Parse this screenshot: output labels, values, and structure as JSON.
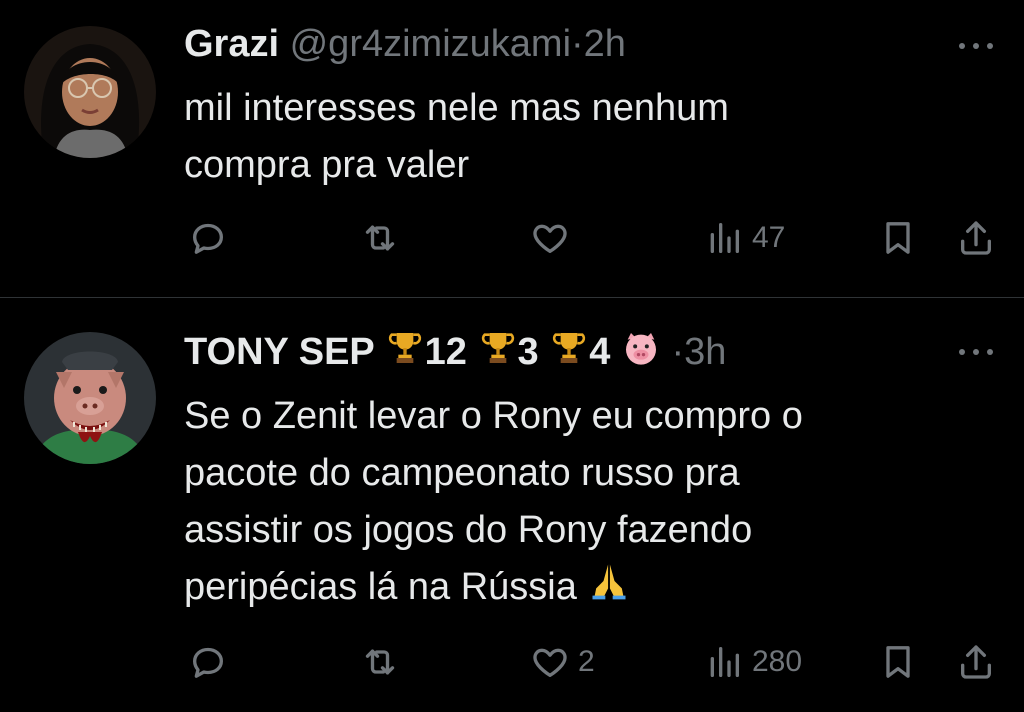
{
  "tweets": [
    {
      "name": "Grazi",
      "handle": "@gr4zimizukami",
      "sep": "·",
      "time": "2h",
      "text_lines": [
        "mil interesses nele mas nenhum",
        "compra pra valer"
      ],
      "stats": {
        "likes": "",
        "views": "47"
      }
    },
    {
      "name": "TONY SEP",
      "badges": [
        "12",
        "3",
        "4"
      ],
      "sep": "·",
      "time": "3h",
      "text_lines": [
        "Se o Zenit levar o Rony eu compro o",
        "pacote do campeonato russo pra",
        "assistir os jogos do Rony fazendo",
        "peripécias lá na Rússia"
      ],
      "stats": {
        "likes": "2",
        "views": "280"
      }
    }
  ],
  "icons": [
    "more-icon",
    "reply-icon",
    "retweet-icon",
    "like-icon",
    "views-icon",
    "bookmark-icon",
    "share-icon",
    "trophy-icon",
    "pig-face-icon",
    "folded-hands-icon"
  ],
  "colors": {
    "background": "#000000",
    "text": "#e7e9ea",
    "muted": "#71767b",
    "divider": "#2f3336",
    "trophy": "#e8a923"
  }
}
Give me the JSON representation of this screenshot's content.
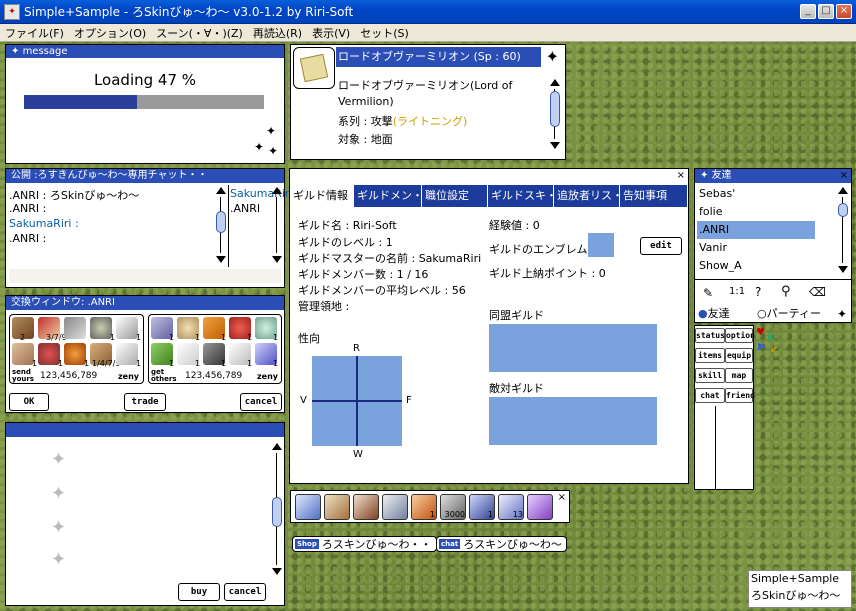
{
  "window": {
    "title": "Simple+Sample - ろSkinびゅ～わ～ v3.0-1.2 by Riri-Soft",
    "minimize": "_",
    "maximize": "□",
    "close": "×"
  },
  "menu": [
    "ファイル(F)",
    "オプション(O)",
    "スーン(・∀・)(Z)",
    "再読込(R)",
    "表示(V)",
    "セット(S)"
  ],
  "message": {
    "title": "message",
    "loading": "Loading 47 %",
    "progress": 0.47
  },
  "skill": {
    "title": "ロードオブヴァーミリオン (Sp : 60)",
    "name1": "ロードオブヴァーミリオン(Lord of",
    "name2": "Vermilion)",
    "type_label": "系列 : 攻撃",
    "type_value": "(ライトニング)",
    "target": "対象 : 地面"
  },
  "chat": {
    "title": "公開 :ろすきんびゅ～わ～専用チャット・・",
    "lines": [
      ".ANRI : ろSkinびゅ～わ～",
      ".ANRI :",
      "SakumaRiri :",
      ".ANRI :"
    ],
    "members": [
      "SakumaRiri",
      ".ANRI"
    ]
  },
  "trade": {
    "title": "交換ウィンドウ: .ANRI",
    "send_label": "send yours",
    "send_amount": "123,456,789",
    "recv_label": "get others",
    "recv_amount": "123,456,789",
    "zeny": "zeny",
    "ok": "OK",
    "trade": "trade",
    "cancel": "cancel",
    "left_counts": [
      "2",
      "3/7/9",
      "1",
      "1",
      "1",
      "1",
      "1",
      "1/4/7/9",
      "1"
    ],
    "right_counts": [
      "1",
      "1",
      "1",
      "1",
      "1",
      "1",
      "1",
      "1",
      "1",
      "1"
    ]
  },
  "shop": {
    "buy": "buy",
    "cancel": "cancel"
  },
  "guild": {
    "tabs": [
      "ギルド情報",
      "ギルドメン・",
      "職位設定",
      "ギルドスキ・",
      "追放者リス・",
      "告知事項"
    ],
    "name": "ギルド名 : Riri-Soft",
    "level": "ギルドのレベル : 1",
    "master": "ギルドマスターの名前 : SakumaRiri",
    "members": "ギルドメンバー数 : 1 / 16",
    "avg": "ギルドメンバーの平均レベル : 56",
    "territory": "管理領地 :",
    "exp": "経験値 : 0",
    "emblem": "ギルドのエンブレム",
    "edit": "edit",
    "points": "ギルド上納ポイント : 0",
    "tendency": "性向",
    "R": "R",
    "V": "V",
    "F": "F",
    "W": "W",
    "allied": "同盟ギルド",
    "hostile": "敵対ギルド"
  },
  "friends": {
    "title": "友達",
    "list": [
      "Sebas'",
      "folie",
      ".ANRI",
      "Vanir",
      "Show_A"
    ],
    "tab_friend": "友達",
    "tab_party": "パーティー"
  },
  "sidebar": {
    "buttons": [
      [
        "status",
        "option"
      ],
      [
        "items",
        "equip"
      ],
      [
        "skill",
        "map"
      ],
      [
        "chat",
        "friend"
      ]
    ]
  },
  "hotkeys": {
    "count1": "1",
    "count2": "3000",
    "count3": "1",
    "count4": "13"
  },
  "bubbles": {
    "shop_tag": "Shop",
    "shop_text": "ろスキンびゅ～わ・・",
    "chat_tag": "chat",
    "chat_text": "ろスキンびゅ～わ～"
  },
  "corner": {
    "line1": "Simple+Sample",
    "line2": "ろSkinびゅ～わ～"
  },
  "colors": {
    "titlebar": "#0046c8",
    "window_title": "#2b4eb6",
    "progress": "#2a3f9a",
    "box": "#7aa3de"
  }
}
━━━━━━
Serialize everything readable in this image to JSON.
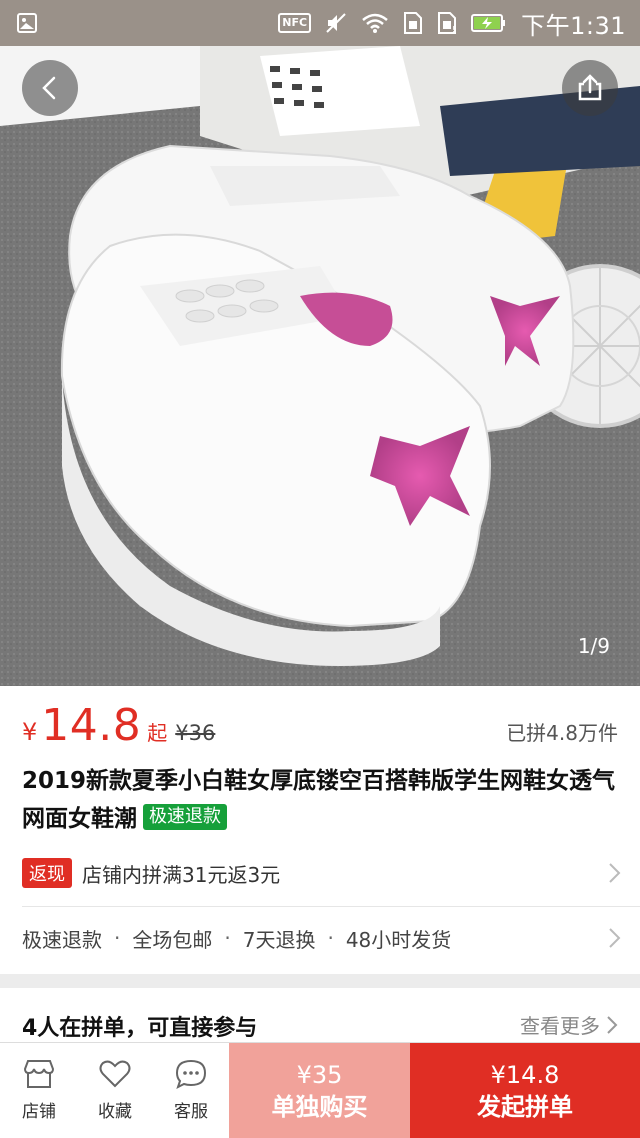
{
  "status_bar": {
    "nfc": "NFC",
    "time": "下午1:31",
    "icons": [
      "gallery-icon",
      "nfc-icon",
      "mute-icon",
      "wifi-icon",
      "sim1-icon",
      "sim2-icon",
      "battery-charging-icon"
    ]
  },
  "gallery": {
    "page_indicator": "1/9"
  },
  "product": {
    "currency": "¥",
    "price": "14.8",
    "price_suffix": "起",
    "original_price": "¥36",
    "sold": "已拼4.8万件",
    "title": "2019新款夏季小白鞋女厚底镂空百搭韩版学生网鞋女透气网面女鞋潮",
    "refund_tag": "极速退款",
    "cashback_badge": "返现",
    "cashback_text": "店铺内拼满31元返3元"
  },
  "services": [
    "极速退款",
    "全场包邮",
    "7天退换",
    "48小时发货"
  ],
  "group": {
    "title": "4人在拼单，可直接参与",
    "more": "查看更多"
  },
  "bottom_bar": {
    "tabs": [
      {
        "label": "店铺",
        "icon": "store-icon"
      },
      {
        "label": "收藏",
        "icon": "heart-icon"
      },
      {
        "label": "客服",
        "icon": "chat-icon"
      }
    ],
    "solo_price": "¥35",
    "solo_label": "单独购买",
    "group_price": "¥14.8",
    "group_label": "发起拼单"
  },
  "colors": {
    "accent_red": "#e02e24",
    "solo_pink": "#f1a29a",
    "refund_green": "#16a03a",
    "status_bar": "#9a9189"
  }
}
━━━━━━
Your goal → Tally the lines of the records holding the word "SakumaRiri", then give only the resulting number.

Reply to the exercise → 3